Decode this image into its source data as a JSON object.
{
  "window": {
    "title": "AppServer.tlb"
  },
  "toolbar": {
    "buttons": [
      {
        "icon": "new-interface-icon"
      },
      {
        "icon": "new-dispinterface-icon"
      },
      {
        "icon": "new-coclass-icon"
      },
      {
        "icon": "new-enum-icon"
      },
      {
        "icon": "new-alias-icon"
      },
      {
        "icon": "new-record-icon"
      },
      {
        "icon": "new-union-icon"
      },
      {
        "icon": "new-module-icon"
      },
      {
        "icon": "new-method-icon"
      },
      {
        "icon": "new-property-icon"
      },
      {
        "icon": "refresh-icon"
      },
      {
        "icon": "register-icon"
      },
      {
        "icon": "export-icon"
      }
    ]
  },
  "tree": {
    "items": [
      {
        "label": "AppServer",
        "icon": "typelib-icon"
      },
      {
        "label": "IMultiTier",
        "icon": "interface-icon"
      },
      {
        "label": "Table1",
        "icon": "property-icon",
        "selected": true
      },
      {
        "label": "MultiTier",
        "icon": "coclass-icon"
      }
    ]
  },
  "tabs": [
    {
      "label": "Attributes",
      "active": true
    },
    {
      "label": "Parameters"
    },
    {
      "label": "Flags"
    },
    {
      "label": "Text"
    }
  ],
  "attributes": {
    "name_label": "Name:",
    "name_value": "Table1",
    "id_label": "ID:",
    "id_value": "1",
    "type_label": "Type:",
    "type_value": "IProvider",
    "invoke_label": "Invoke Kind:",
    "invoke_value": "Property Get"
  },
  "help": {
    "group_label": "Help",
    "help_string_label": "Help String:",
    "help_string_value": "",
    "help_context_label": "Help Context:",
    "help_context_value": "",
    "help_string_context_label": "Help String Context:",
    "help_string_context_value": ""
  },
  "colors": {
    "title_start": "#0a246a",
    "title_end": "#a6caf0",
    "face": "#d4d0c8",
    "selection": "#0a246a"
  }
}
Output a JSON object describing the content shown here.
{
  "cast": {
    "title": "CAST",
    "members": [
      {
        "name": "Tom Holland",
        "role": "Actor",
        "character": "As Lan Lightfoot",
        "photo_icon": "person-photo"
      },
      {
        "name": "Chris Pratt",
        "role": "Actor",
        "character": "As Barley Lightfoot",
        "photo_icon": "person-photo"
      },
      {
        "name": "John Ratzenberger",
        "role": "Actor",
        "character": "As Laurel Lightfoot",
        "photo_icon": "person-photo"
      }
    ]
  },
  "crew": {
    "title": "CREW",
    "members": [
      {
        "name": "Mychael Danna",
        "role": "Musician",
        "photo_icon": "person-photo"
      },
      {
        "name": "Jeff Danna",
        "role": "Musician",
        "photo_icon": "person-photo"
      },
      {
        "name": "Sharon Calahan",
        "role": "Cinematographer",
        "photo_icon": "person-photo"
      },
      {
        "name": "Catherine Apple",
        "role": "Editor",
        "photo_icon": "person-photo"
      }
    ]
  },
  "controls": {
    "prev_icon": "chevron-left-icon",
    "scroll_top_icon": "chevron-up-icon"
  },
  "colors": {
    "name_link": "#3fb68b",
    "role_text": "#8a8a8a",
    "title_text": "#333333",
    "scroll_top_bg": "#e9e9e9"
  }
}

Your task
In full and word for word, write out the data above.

Exercise solution
Decode this image into its source data as a JSON object.
{
  "window": {
    "title": "AppServer.tlb"
  },
  "toolbar": {
    "buttons": [
      {
        "icon": "new-interface-icon"
      },
      {
        "icon": "new-dispinterface-icon"
      },
      {
        "icon": "new-coclass-icon"
      },
      {
        "icon": "new-enum-icon"
      },
      {
        "icon": "new-alias-icon"
      },
      {
        "icon": "new-record-icon"
      },
      {
        "icon": "new-union-icon"
      },
      {
        "icon": "new-module-icon"
      },
      {
        "icon": "new-method-icon"
      },
      {
        "icon": "new-property-icon"
      },
      {
        "icon": "refresh-icon"
      },
      {
        "icon": "register-icon"
      },
      {
        "icon": "export-icon"
      }
    ]
  },
  "tree": {
    "items": [
      {
        "label": "AppServer",
        "icon": "typelib-icon"
      },
      {
        "label": "IMultiTier",
        "icon": "interface-icon"
      },
      {
        "label": "Table1",
        "icon": "property-icon",
        "selected": true
      },
      {
        "label": "MultiTier",
        "icon": "coclass-icon"
      }
    ]
  },
  "tabs": [
    {
      "label": "Attributes",
      "active": true
    },
    {
      "label": "Parameters"
    },
    {
      "label": "Flags"
    },
    {
      "label": "Text"
    }
  ],
  "attributes": {
    "name_label": "Name:",
    "name_value": "Table1",
    "id_label": "ID:",
    "id_value": "1",
    "type_label": "Type:",
    "type_value": "IProvider",
    "invoke_label": "Invoke Kind:",
    "invoke_value": "Property Get"
  },
  "help": {
    "group_label": "Help",
    "help_string_label": "Help String:",
    "help_string_value": "",
    "help_context_label": "Help Context:",
    "help_context_value": "",
    "help_string_context_label": "Help String Context:",
    "help_string_context_value": ""
  },
  "colors": {
    "title_start": "#0a246a",
    "title_end": "#a6caf0",
    "face": "#d4d0c8",
    "selection": "#0a246a"
  }
}
Output a JSON object describing the content shown here.
{
  "cast": {
    "title": "CAST",
    "members": [
      {
        "name": "Tom Holland",
        "role": "Actor",
        "character": "As Lan Lightfoot",
        "photo_icon": "person-photo"
      },
      {
        "name": "Chris Pratt",
        "role": "Actor",
        "character": "As Barley Lightfoot",
        "photo_icon": "person-photo"
      },
      {
        "name": "John Ratzenberger",
        "role": "Actor",
        "character": "As Laurel Lightfoot",
        "photo_icon": "person-photo"
      }
    ]
  },
  "crew": {
    "title": "CREW",
    "members": [
      {
        "name": "Mychael Danna",
        "role": "Musician",
        "photo_icon": "person-photo"
      },
      {
        "name": "Jeff Danna",
        "role": "Musician",
        "photo_icon": "person-photo"
      },
      {
        "name": "Sharon Calahan",
        "role": "Cinematographer",
        "photo_icon": "person-photo"
      },
      {
        "name": "Catherine Apple",
        "role": "Editor",
        "photo_icon": "person-photo"
      }
    ]
  },
  "controls": {
    "prev_icon": "chevron-left-icon",
    "scroll_top_icon": "chevron-up-icon"
  },
  "colors": {
    "name_link": "#3fb68b",
    "role_text": "#8a8a8a",
    "title_text": "#333333",
    "scroll_top_bg": "#e9e9e9"
  }
}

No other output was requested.